Thanksgiving is fast-approaching, which means many of us will be chowing down on turkey. I thought, “what better time to learn about turkey pathogens?”. That way, when things get tense with your mother-in-law, you can make turkey disease small talk.
One of the most common and deadly diseases in turkeys is “blackhead”, also known as “infectious enterohepatitis”. Blackhead is caused by the protozoan parasite Histomonas meleagridis
and was first described in 1893 in Rhode Island. About 11 million turkeys were produced on commercial farms in 1890. As a result of blackhead, those numbers dropped to 3.7 million annually between 1910-1920.
also infects nematode worms that are carried by earthworms. Thus, turkeys often become infected with blackhead when they eat earthworms (gross). H. meleagridis
causes disease when it enters the ceca, which are “blind pouches” in the turkey’s intestine.
is a single-celled anaerobe that takes two body forms - flagellated (8–15 μm in diameter) and amoebic (8–30 μm in diameter). The parasites are flagellated while in the cecum, but transition into the amoebic form when they enter the tissues of the cecum wall. From there, they enter the bloodstream and travel to the liver where they create “bulls-eye” lesions of dead and necrotic tissue. They can also travel to the kidneys, heart, lungs, and brain.

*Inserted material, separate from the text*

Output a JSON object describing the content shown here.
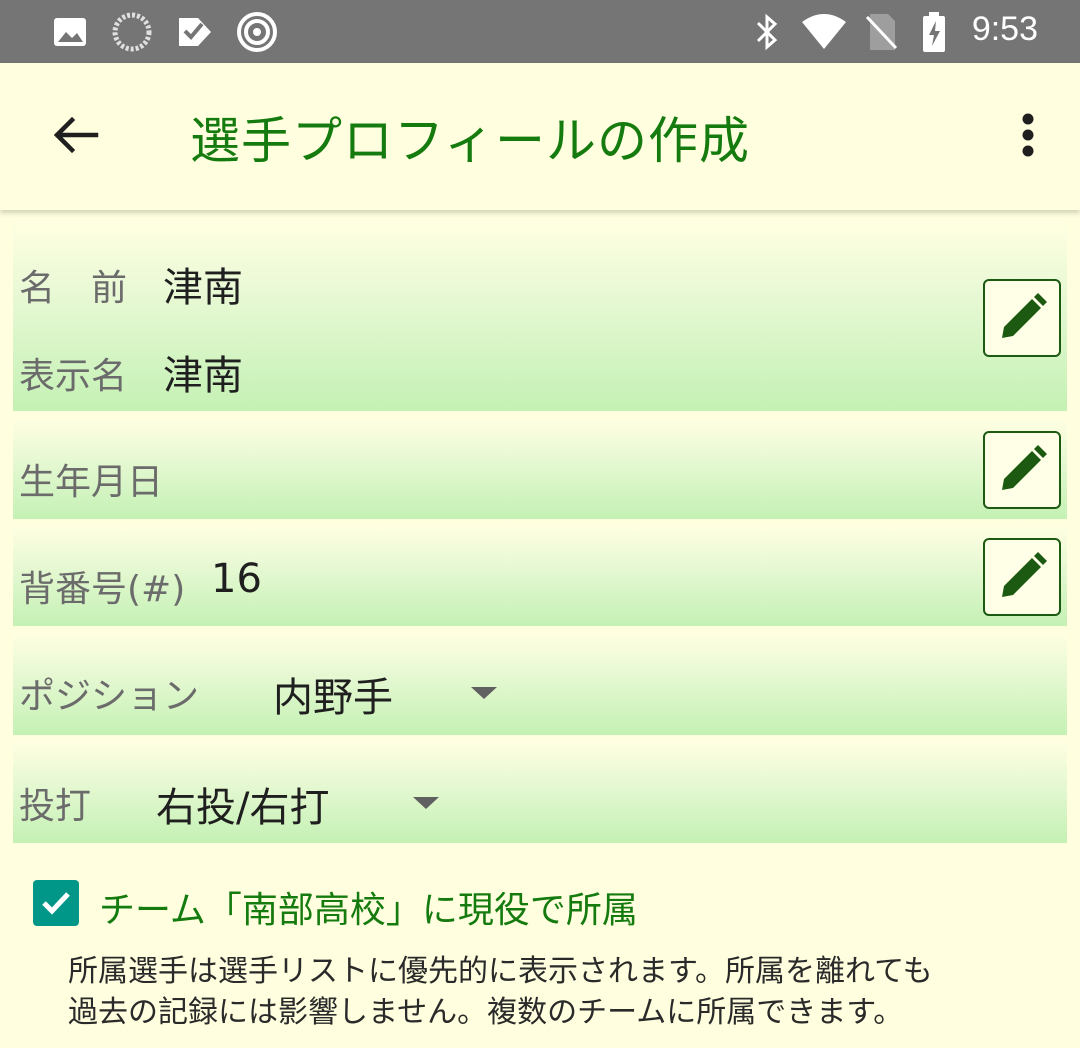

Blackhead itself does not kill turkeys. Instead, it weakens the birds enough that secondary infections by E. coli
, B. subtilis

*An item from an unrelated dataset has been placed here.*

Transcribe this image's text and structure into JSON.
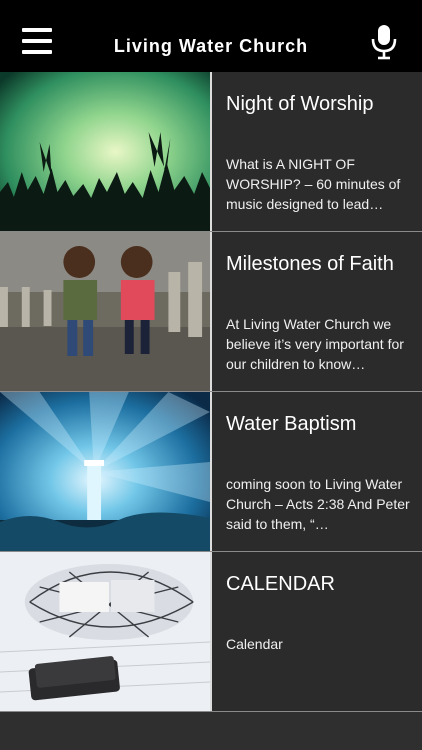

, and coccidia become fatal. Anti-histomonal drugs such as the nitroimidazoles were developed in the 1960s, but have since been banned. Luckily, the drug Nitarsone is often used to prevent blackhead on commercial farms.
While H. meleagradis
is not a health threat to humans, two of its relatives are. Dientamoeba fragilis
, also known as “traveler’s diarrhea”. It causes weight loss, fatigue, nausea, vomiting, and a skin rash. It can actually be mistaken for irritable bowel syndrome if not correctly diagnosed. In fact, it is becoming a prevalent
gastrointestinal infection in developed countries, occurring in about 10% of children ages 11-15. Trichomonas vaginalis
is another relative of H. meleagridis
and is a common cause of vaginitis, also known as trichomoniasis
There you have it. Everything you didn’t know you wanted to know about the turkey pathogen Histomonas meleagridis
Sources: Merck Veterinary Manual
, National Wild Turkey Federation
, Clinical Microbiology Reviews